Seven Ways God uses Adversity

Adversity Counselor in Shreveport

Jesus told us in the book of John to expect trouble, but often times we are caught off guard by adversity, believing the lie that if I love and serve God, I can expect a trouble free life.  However, adversity is not always bad and certainly does not go without benefits.  Scripture offers several encouragements of how God uses adversity in our lives. 

First, God uses hardship to move us to another place.  That may be a new city, job, relationship, or ministry opportunity.  The book of Ruth is one of my favorite stories in the Bible.  I probably like it because it’s a love story, but it also shows how God can take the most terrible circumstances and turn them into the best situations.  In a short amount of time, Ruth, a Moabite, lost her father-in-law, brother-in-law and her husband.  Talk about a tough situation!  God used the death of these men to move Ruth to Israel to become one of His people, marry a wonderful man, have a baby, and eventually be in the lineage of Jesus.  What an incredible ending!  We often think we know best and that the “death” of something means the death of a good life.  However, God knows what’s best for us and sometimes uses adversity to get us where we need to be.
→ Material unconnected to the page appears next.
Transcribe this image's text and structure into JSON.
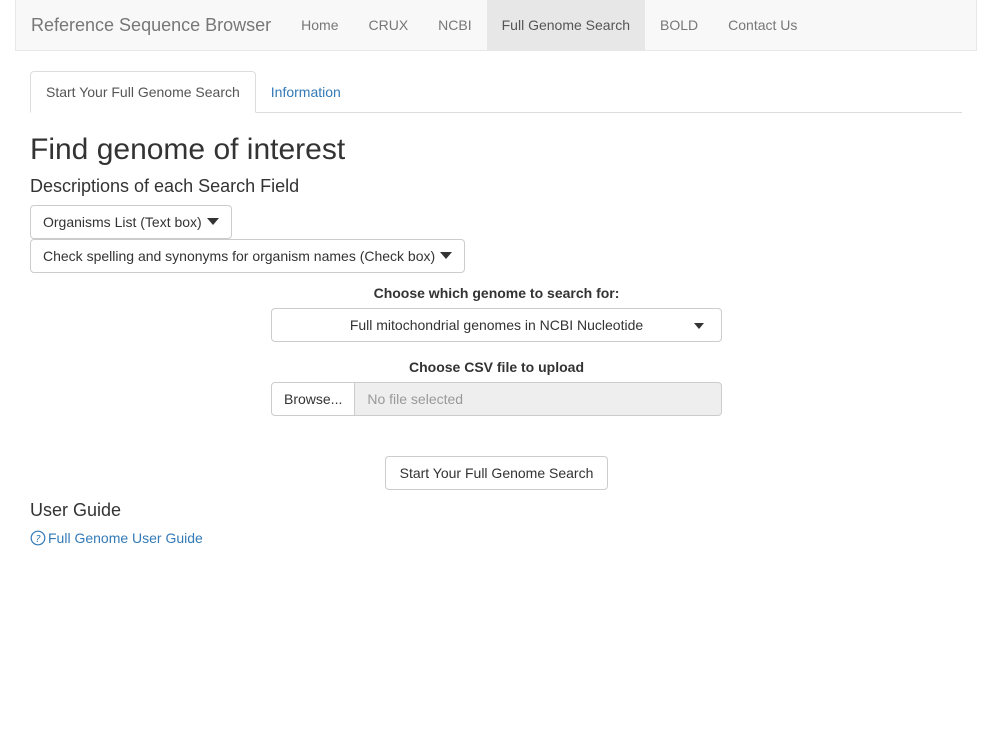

Second, God uses trouble to build our character.  Romans 5:3-4 tells us “we also glory in our sufferings, because we know that suffering produces perseverance, character and hope.” Similarly, James 1:2-4 says, “Consider it pure joy, my brothers and sisters, whenever you face trials of many kinds, because you know that the testing of your faith produces perseverance. Let perseverance finish its work so that you may be mature and complete, not lacking anything.”  There is no greater testing ground or learning curve than adversity. 

Sometimes God uses hardship to build gifts or experiences in our lives to help others.  2 Corinthians 1:3-4 says, “Praise be to the God and Father of our Lord Jesus Christ, the Father of compassion and the God of all comfort,  who comforts us in all our troubles, so that we can comfort those in any trouble with the comfort we ourselves receive from God.”  When we experience hardship in our lives it gives us empathy and compassion for others that we would not otherwise have. 

2 Corinthians 12:7b-10 gives us a couple of reasons why God allows adversity.  Paul says, “In order to keep me from becoming conceited, I was given a thorn in my flesh, a messenger of Satan, to torment me.  Three times I pleaded with the Lord to take it away from me.  But he said to me, ‘My grace is sufficient for you, for my power is made perfect in weakness.’ Therefore, I will boast all the more gladly about my weaknesses, so that Christ’s power may rest on me. That is why, for Christ’s sake, I delight in weaknesses, in insults, in hardships, in persecutions and in difficulties. For when I am weak, then I am strong.” 

First, we see that God allowed this “thorn” to keep Paul from becoming conceited.  Sometimes God uses hardships to protect us—often from ourselves.  I can frequently get “too big for my britches” and need someone or something to remind me who and what I really am.  He can also use it to protect us from events that will take place.  I often think about those that missed being in the Twin Towers on 9/11.  I’ve heard stories from a missed alarm clock, to traffic, to a sick child.  I bet those people weren’t happy about their adversity before 9 am, but boy, how God used it!

2 Corinthians 12:7b-10 also shows us that God wants to display his supremacy through our trials.  God loves to demonstrate his power in our weaknesses.  We and others around us can see that it is God’s power and strength that sustains us and not ourselves.  It’s about Him and not about what we can do. 

Here comes the use for adversity that no one likes to hear—discipline.  Hebrews 12:7 says, “Endure hardship as discipline; God is treating you as his children. For what children are not disciplined by their father?”  Sometimes we suffer because of a fallen world or a bad decision of another, but sometimes we suffer because of our own bad choices.  I wish that in saving us, God would take away all of our negative consequences, but He loves us too much to do that.  Just as a parent loves his or her child enough to correct detrimental behavior, God loves us too much to leave us in our sin. 

Lastly, God can use suffering in our lives to show Himself to others.  Our lives are never on display more than when we go through a public hardship—a miscarriage, a death, cancer, loss of a job, or a cantankerous toddler.  It’s in those times we have an opportunity to witness to those around us by our actions, reactions, and our faith.  My life is NEVER on display like when my toddler is screaming in Walmart.  It’s at that point that I’m able to display the fruit in my life (or lack thereof). 

The key to dealing with adversity is our willingness to be the pliable clay God wants us to be.  We can meet trials and suffering with bitterness and resentment and refuse to learn anything from those situations, or we can use every opportunity in life to glorify and become more like Christ.  In return, He promises to use every circumstance in our lives for good (Romans 8:28).